“This is one reason why central banks think they need to anticipate changes in interest rates, changes in inflation, because they know that any action they take is going to have effects only slowly on the economy,” he continues. “If they wait until inflation is actually way below or way above their target, it’s going to take a long time to get back to target.”

While the effect fiscal and monetary policy have on businesses and the overall health of the economy is clear, a newer area being explored is the link between monetary policy and equality. Nobel Laureate Joseph Stiglitz doesn’t think there’s a silver bullet that can undo the inequalities that have been created and sustained for the last few decades, but he does see an opportunity for multiple policies, working cohesively, that could make a big difference. Progressive income taxes, expenditure programs, secure retirement and access to healthcare are a few of the areas where he believes we need better policies.

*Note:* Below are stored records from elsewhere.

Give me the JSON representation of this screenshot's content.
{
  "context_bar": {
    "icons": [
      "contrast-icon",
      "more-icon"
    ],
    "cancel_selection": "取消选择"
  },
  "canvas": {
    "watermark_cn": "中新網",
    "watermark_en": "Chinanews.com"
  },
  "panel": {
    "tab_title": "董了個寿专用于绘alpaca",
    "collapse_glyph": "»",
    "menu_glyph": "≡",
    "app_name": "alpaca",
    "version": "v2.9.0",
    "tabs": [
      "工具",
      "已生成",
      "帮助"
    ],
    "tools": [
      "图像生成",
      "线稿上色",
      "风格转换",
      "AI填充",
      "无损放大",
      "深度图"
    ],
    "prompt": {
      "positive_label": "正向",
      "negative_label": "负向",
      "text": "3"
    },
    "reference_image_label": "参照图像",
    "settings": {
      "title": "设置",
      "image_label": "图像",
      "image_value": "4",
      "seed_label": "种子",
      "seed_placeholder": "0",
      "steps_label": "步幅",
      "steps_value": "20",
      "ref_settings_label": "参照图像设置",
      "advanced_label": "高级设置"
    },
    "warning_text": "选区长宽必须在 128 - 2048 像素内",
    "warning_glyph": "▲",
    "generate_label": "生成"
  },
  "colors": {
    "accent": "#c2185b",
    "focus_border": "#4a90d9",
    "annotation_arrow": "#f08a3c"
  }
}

“Equality is really something that touches every aspect of policy. As inequality has become one of the dominant problems in our society, we have to use that lens of how policy affects inequality,” says Stiglitz. “For instance, monetary policy, it used to be nobody in a central bank talked about inequality. But today we realize that monetary policy has played a very big role in increasing inequality and wealth. And so central banks simply cannot ignore the impact that their policies have on inequality.”

Today we realize that monetary policy has played a very big role in increasing inequality and wealth. Central banks simply cannot ignore the impact that their policies have on inequality.
– Joseph Stiglitz

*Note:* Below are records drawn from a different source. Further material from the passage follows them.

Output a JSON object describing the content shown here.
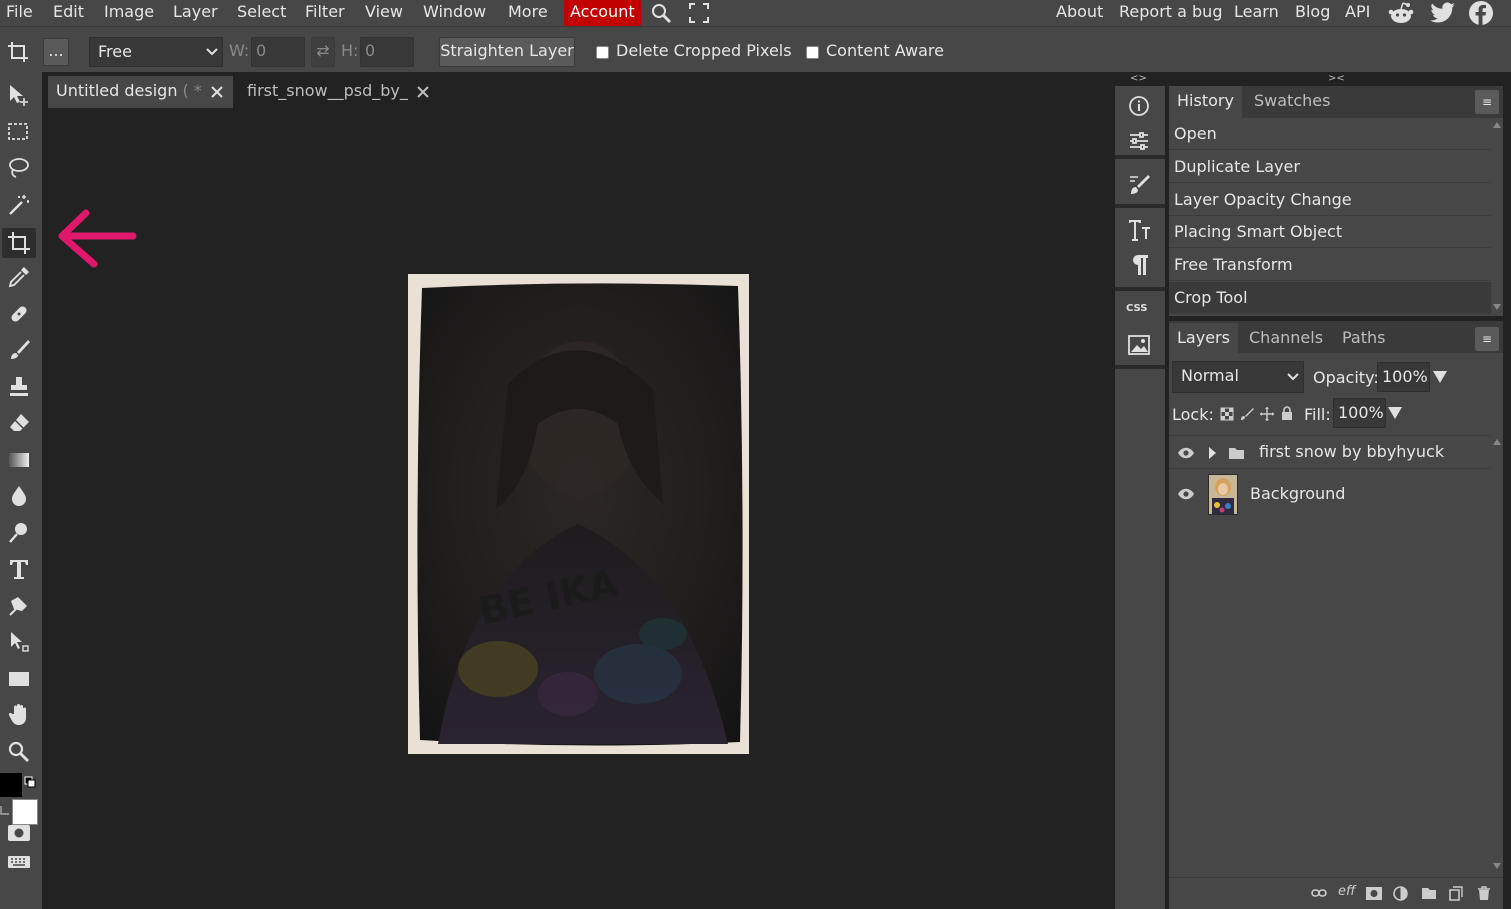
{
  "menu": {
    "left": [
      "File",
      "Edit",
      "Image",
      "Layer",
      "Select",
      "Filter",
      "View",
      "Window",
      "More"
    ],
    "account": "Account",
    "right": [
      "About",
      "Report a bug",
      "Learn",
      "Blog",
      "API"
    ],
    "colors": {
      "account_bg": "#c20000",
      "bar_bg": "#474747"
    }
  },
  "options": {
    "more_label": "...",
    "mode_value": "Free",
    "w_label": "W:",
    "w_value": "0",
    "swap_glyph": "⇄",
    "h_label": "H:",
    "h_value": "0",
    "straighten_label": "Straighten Layer",
    "delete_cropped_label": "Delete Cropped Pixels",
    "content_aware_label": "Content Aware"
  },
  "toolbar": {
    "tools": [
      "move-tool-icon",
      "marquee-tool-icon",
      "lasso-tool-icon",
      "magic-wand-tool-icon",
      "crop-tool-icon",
      "eyedropper-tool-icon",
      "healing-tool-icon",
      "brush-tool-icon",
      "clone-stamp-tool-icon",
      "eraser-tool-icon",
      "gradient-tool-icon",
      "blur-tool-icon",
      "dodge-tool-icon",
      "type-tool-icon",
      "pen-tool-icon",
      "path-select-tool-icon",
      "shape-tool-icon",
      "hand-tool-icon",
      "zoom-tool-icon"
    ],
    "foreground_color": "#000000",
    "background_color": "#ffffff",
    "annotation_arrow_color": "#e0186c"
  },
  "tabs": [
    {
      "label": "Untitled design",
      "suffix": "( *",
      "active": true
    },
    {
      "label": "first_snow__psd_by_",
      "suffix": "",
      "active": false
    }
  ],
  "collapse_left": "<>",
  "collapse_right": "><",
  "history": {
    "tabs": [
      "History",
      "Swatches"
    ],
    "items": [
      "Open",
      "Duplicate Layer",
      "Layer Opacity Change",
      "Placing Smart Object",
      "Free Transform",
      "Crop Tool"
    ],
    "menu_glyph": "≡"
  },
  "mini_panel": {
    "css_label": "CSS"
  },
  "layers": {
    "tabs": [
      "Layers",
      "Channels",
      "Paths"
    ],
    "menu_glyph": "≡",
    "blend_mode": "Normal",
    "opacity_label": "Opacity:",
    "opacity_value": "100%",
    "lock_label": "Lock:",
    "fill_label": "Fill:",
    "fill_value": "100%",
    "items": [
      {
        "name": "first snow by bbyhyuck",
        "type": "group"
      },
      {
        "name": "Background",
        "type": "image"
      }
    ],
    "footer_eff": "eff"
  }
}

Kydland also sees the need for new commitments and policy implications to ensure that fiscal and monetary policy are used for long-term stability.

“There’s a need for a commitment mechanism, a way to commit the government to good policy over a reasonably long run,” says Kydland. “The best example we have of such a commitment mechanism is the idea of making a central bank independent of political pressure. It turns out, if you rank nations in terms of the independence of the central banks, monetary policy tends to be more benign under independent central banks.”

“In the arena of fiscal policy, it’s much harder. There’s nothing analogous to a central bank conducting fiscal policy,” he says. “It’s governed by voting. How you commit to good future fiscal policy is something I regard as especially serious these days.”

Your life goals

Your investment goals may be different, but here are some examples of the sort of questions our wealth planners can help you answer.

Related articles

Learn more about these Laureates

What makes good policy?

Finn E. Kydland

Nobel Laureate, 2004

What are the effects of fiscal & monetary policy changes on economic growth?

Thomas J. Sargent

Nobel Laureate, 2011

How can we solve monetary conflicts?

Christopher A. Sims

Nobel Laureate, 2011

Can economics solve income inequality?

Joseph E. Stiglitz

Nobel Laureate, 2001

Has this question inspired you?

Get the latest Nobel Perspectives updates delivered to you.